▶ [Work instruction]:
Print all of the data exactly, with no line missing.

━━━ Provided data ━━━

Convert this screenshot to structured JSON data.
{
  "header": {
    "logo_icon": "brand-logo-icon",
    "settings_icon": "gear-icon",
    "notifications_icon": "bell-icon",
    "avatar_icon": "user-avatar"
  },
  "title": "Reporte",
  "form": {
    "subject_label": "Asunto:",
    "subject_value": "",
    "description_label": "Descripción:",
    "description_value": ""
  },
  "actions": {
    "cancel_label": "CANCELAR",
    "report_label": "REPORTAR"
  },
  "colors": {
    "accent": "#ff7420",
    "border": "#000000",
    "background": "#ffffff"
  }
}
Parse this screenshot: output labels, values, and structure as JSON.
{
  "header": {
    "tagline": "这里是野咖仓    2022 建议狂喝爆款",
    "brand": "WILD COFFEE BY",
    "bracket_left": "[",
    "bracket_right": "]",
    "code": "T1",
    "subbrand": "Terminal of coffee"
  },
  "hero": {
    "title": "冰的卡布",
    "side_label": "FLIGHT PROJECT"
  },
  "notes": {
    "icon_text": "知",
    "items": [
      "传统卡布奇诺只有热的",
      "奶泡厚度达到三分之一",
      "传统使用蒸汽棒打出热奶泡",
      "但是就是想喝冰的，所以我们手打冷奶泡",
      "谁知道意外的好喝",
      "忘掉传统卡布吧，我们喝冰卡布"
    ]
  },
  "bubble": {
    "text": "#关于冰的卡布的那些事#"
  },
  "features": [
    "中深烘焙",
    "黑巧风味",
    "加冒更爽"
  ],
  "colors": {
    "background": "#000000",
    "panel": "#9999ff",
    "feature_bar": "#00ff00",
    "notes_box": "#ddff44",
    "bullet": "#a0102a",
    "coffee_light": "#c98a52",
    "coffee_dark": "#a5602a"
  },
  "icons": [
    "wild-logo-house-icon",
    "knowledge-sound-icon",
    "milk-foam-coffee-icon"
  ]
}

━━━

▶ [Written reply]:
Convert this screenshot to structured JSON data.
{
  "header": {
    "logo_icon": "brand-logo-icon",
    "settings_icon": "gear-icon",
    "notifications_icon": "bell-icon",
    "avatar_icon": "user-avatar"
  },
  "title": "Reporte",
  "form": {
    "subject_label": "Asunto:",
    "subject_value": "",
    "description_label": "Descripción:",
    "description_value": ""
  },
  "actions": {
    "cancel_label": "CANCELAR",
    "report_label": "REPORTAR"
  },
  "colors": {
    "accent": "#ff7420",
    "border": "#000000",
    "background": "#ffffff"
  }
}
Parse this screenshot: output labels, values, and structure as JSON.
{
  "header": {
    "tagline": "这里是野咖仓    2022 建议狂喝爆款",
    "brand": "WILD COFFEE BY",
    "bracket_left": "[",
    "bracket_right": "]",
    "code": "T1",
    "subbrand": "Terminal of coffee"
  },
  "hero": {
    "title": "冰的卡布",
    "side_label": "FLIGHT PROJECT"
  },
  "notes": {
    "icon_text": "知",
    "items": [
      "传统卡布奇诺只有热的",
      "奶泡厚度达到三分之一",
      "传统使用蒸汽棒打出热奶泡",
      "但是就是想喝冰的，所以我们手打冷奶泡",
      "谁知道意外的好喝",
      "忘掉传统卡布吧，我们喝冰卡布"
    ]
  },
  "bubble": {
    "text": "#关于冰的卡布的那些事#"
  },
  "features": [
    "中深烘焙",
    "黑巧风味",
    "加冒更爽"
  ],
  "colors": {
    "background": "#000000",
    "panel": "#9999ff",
    "feature_bar": "#00ff00",
    "notes_box": "#ddff44",
    "bullet": "#a0102a",
    "coffee_light": "#c98a52",
    "coffee_dark": "#a5602a"
  },
  "icons": [
    "wild-logo-house-icon",
    "knowledge-sound-icon",
    "milk-foam-coffee-icon"
  ]
}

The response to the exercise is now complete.